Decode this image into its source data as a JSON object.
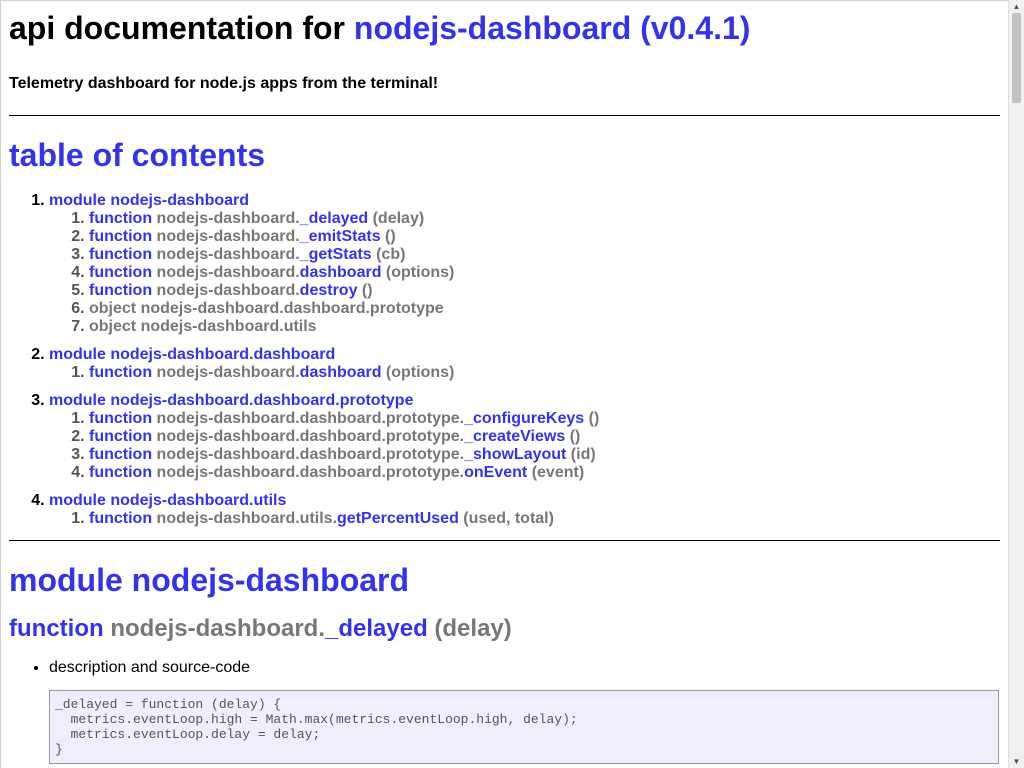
{
  "header": {
    "title_prefix": "api documentation for ",
    "title_link": "nodejs-dashboard (v0.4.1)",
    "description": "Telemetry dashboard for node.js apps from the terminal!"
  },
  "toc": {
    "title": "table of contents",
    "modules": [
      {
        "label": "module nodejs-dashboard",
        "items": [
          {
            "kw": "function",
            "ns": "nodejs-dashboard.",
            "name": "_delayed",
            "args": " (delay)"
          },
          {
            "kw": "function",
            "ns": "nodejs-dashboard.",
            "name": "_emitStats",
            "args": " ()"
          },
          {
            "kw": "function",
            "ns": "nodejs-dashboard.",
            "name": "_getStats",
            "args": " (cb)"
          },
          {
            "kw": "function",
            "ns": "nodejs-dashboard.",
            "name": "dashboard",
            "args": " (options)"
          },
          {
            "kw": "function",
            "ns": "nodejs-dashboard.",
            "name": "destroy",
            "args": " ()"
          },
          {
            "obj": "object nodejs-dashboard.dashboard.prototype"
          },
          {
            "obj": "object nodejs-dashboard.utils"
          }
        ]
      },
      {
        "label": "module nodejs-dashboard.dashboard",
        "items": [
          {
            "kw": "function",
            "ns": "nodejs-dashboard.",
            "name": "dashboard",
            "args": " (options)"
          }
        ]
      },
      {
        "label": "module nodejs-dashboard.dashboard.prototype",
        "items": [
          {
            "kw": "function",
            "ns": "nodejs-dashboard.dashboard.prototype.",
            "name": "_configureKeys",
            "args": " ()"
          },
          {
            "kw": "function",
            "ns": "nodejs-dashboard.dashboard.prototype.",
            "name": "_createViews",
            "args": " ()"
          },
          {
            "kw": "function",
            "ns": "nodejs-dashboard.dashboard.prototype.",
            "name": "_showLayout",
            "args": " (id)"
          },
          {
            "kw": "function",
            "ns": "nodejs-dashboard.dashboard.prototype.",
            "name": "onEvent",
            "args": " (event)"
          }
        ]
      },
      {
        "label": "module nodejs-dashboard.utils",
        "items": [
          {
            "kw": "function",
            "ns": "nodejs-dashboard.utils.",
            "name": "getPercentUsed",
            "args": " (used, total)"
          }
        ]
      }
    ]
  },
  "section": {
    "module_title": "module nodejs-dashboard",
    "function_heading": {
      "kw": "function",
      "ns": "nodejs-dashboard.",
      "name": "_delayed",
      "args": " (delay)"
    },
    "detail_label": "description and source-code",
    "code": "_delayed = function (delay) {\n  metrics.eventLoop.high = Math.max(metrics.eventLoop.high, delay);\n  metrics.eventLoop.delay = delay;\n}"
  }
}
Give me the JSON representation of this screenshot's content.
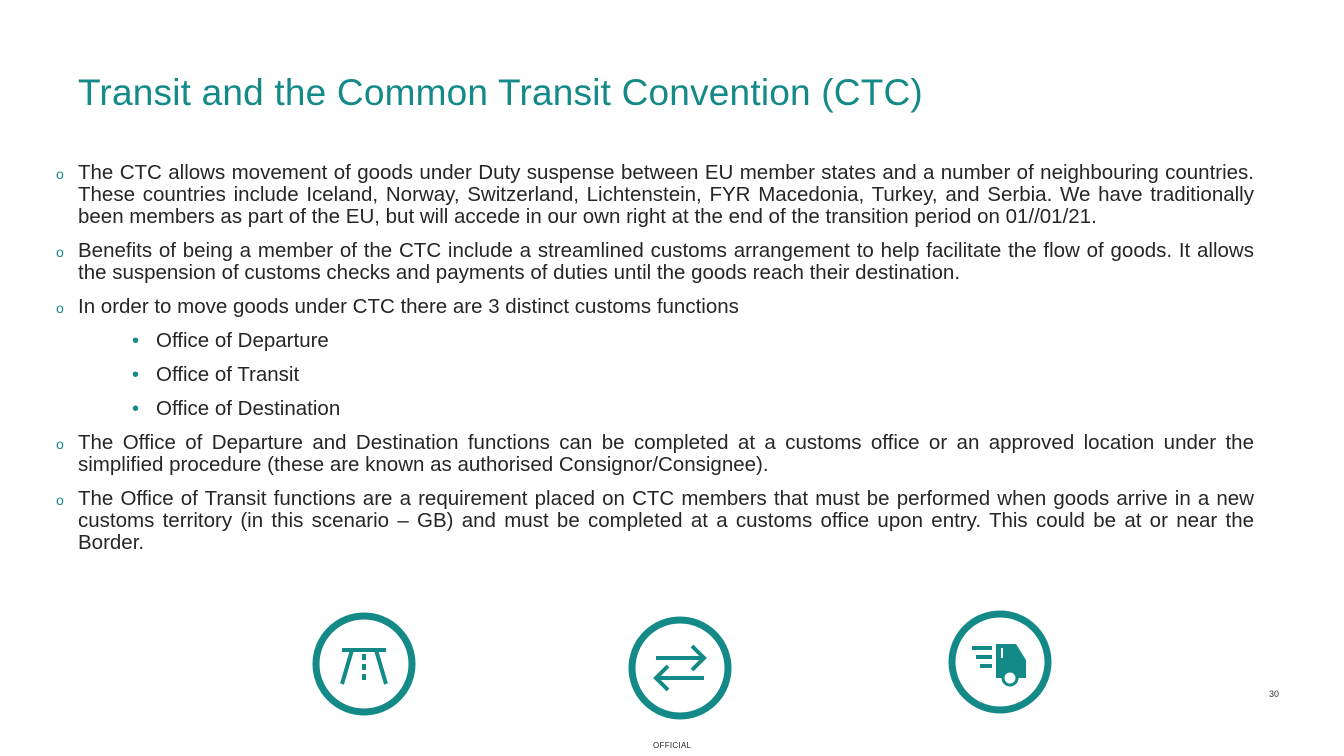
{
  "slide": {
    "title": "Transit and the Common Transit Convention (CTC)",
    "accent_color": "#138a88",
    "bullets": [
      {
        "marker": "o",
        "text": "The CTC allows movement of goods under Duty suspense between EU member states and a number of neighbouring countries.  These countries include Iceland, Norway, Switzerland, Lichtenstein, FYR Macedonia, Turkey, and Serbia. We have traditionally been members as part of the EU, but will accede in our own right at the end of the transition period on 01//01/21."
      },
      {
        "marker": "o",
        "text": "Benefits of being a member of the CTC include a streamlined customs arrangement to help facilitate the flow of goods. It allows the suspension of customs checks and payments of duties until the goods reach their destination."
      },
      {
        "marker": "o",
        "text": "In order to move goods under CTC there are 3 distinct customs functions"
      }
    ],
    "sub_bullets": [
      {
        "marker": "•",
        "text": "Office of Departure"
      },
      {
        "marker": "•",
        "text": "Office of Transit"
      },
      {
        "marker": "•",
        "text": "Office of Destination"
      }
    ],
    "bullets_after": [
      {
        "marker": "o",
        "text": "The Office of Departure and Destination functions can be completed at a customs office or an approved location under the simplified procedure (these are known as authorised Consignor/Consignee)."
      },
      {
        "marker": "o",
        "text": "The Office of Transit functions are a requirement placed on CTC members that must be performed when goods arrive in a new customs territory (in this scenario – GB) and must be completed at a customs office upon entry. This could be at or near the Border."
      }
    ],
    "icons": [
      "road-icon",
      "exchange-arrows-icon",
      "delivery-truck-icon"
    ],
    "page_number": "30",
    "classification": "OFFICIAL"
  }
}
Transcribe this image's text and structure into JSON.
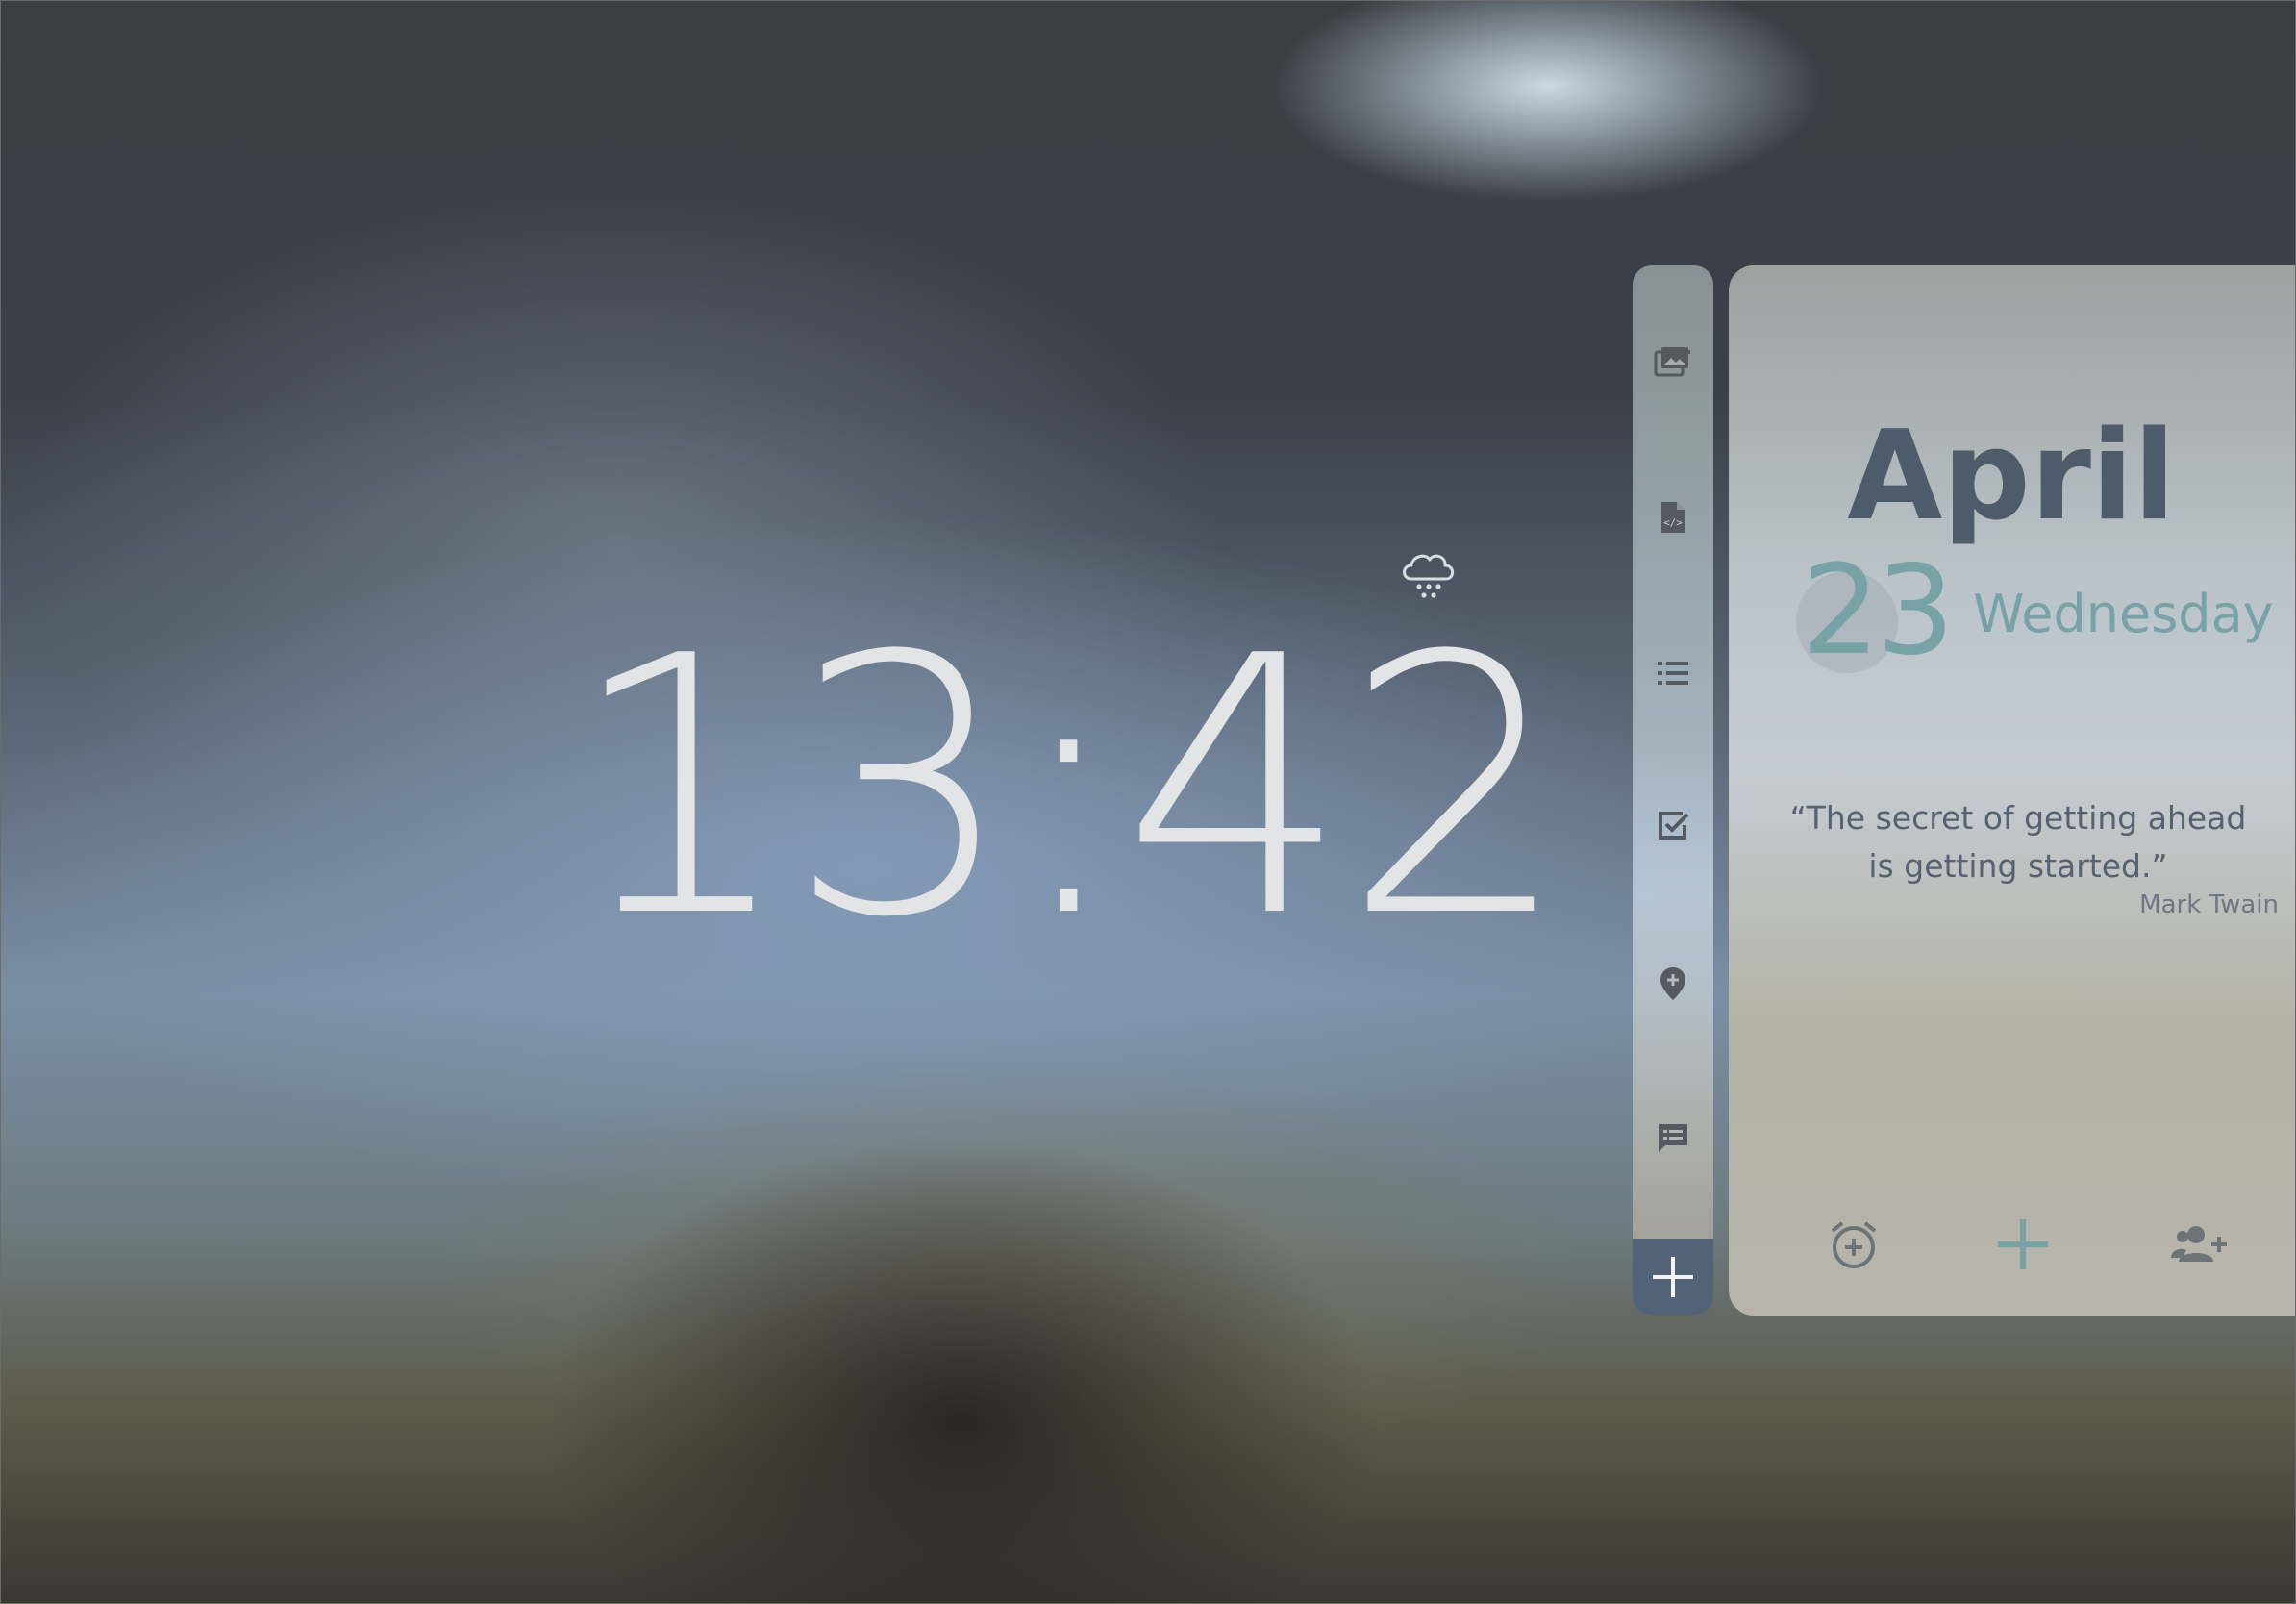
{
  "clock": {
    "time": "13:42"
  },
  "weather": {
    "icon": "snow-cloud-icon"
  },
  "sidebar": {
    "items": [
      {
        "icon": "gallery-icon"
      },
      {
        "icon": "code-file-icon"
      },
      {
        "icon": "list-icon"
      },
      {
        "icon": "checkbox-icon"
      },
      {
        "icon": "add-location-icon"
      },
      {
        "icon": "message-icon"
      }
    ],
    "add_icon": "plus-icon"
  },
  "calendar": {
    "month": "April",
    "day": "23",
    "weekday": "Wednesday"
  },
  "quote": {
    "text": "“The secret of getting ahead is getting started.”",
    "author": "Mark Twain"
  },
  "panel_actions": [
    {
      "icon": "add-alarm-icon"
    },
    {
      "icon": "plus-icon"
    },
    {
      "icon": "add-person-icon"
    }
  ],
  "colors": {
    "accent_teal": "#78a2a6",
    "month_slate": "#4d5b6b",
    "add_button_bg": "#526378",
    "clock_text": "#e3e4e6"
  }
}
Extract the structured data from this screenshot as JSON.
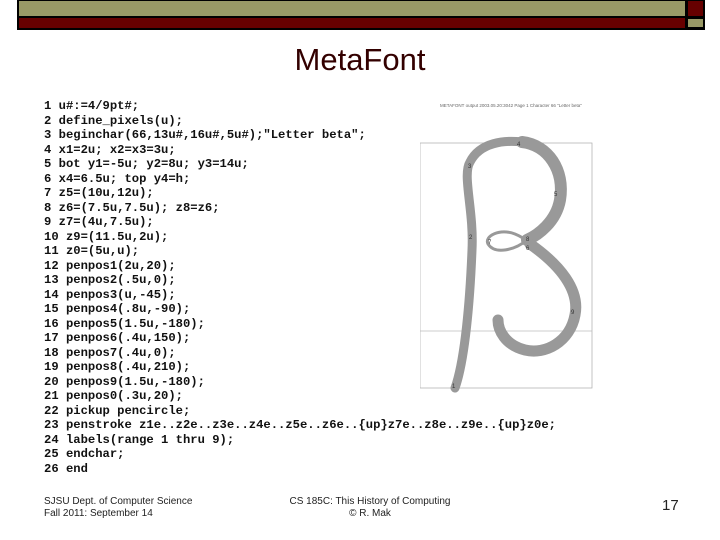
{
  "slide": {
    "title": "MetaFont",
    "code_lines": [
      "1 u#:=4/9pt#;",
      "2 define_pixels(u);",
      "3 beginchar(66,13u#,16u#,5u#);\"Letter beta\";",
      "4 x1=2u; x2=x3=3u;",
      "5 bot y1=-5u; y2=8u; y3=14u;",
      "6 x4=6.5u; top y4=h;",
      "7 z5=(10u,12u);",
      "8 z6=(7.5u,7.5u); z8=z6;",
      "9 z7=(4u,7.5u);",
      "10 z9=(11.5u,2u);",
      "11 z0=(5u,u);",
      "12 penpos1(2u,20);",
      "13 penpos2(.5u,0);",
      "14 penpos3(u,-45);",
      "15 penpos4(.8u,-90);",
      "16 penpos5(1.5u,-180);",
      "17 penpos6(.4u,150);",
      "18 penpos7(.4u,0);",
      "19 penpos8(.4u,210);",
      "20 penpos9(1.5u,-180);",
      "21 penpos0(.3u,20);",
      "22 pickup pencircle;",
      "23 penstroke z1e..z2e..z3e..z4e..z5e..z6e..{up}z7e..z8e..z9e..{up}z0e;",
      "24 labels(range 1 thru 9);",
      "25 endchar;",
      "26 end"
    ],
    "figure": {
      "caption": "METAFONT output 2003.05.20:3042 Page 1 Character 66 \"Letter beta\"",
      "point_labels": [
        "1",
        "2",
        "3",
        "4",
        "5",
        "6",
        "7",
        "8",
        "9"
      ]
    }
  },
  "footer": {
    "dept": "SJSU Dept. of Computer Science",
    "date": "Fall 2011: September 14",
    "course": "CS 185C: This History of Computing",
    "author": "© R. Mak",
    "page": "17"
  },
  "colors": {
    "tan": "#999966",
    "maroon": "#660000",
    "title": "#330000"
  }
}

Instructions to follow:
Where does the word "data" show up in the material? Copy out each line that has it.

Exercise solution:
Decode this image into its source data as a JSON object.
Extract the structured data from this screenshot as JSON.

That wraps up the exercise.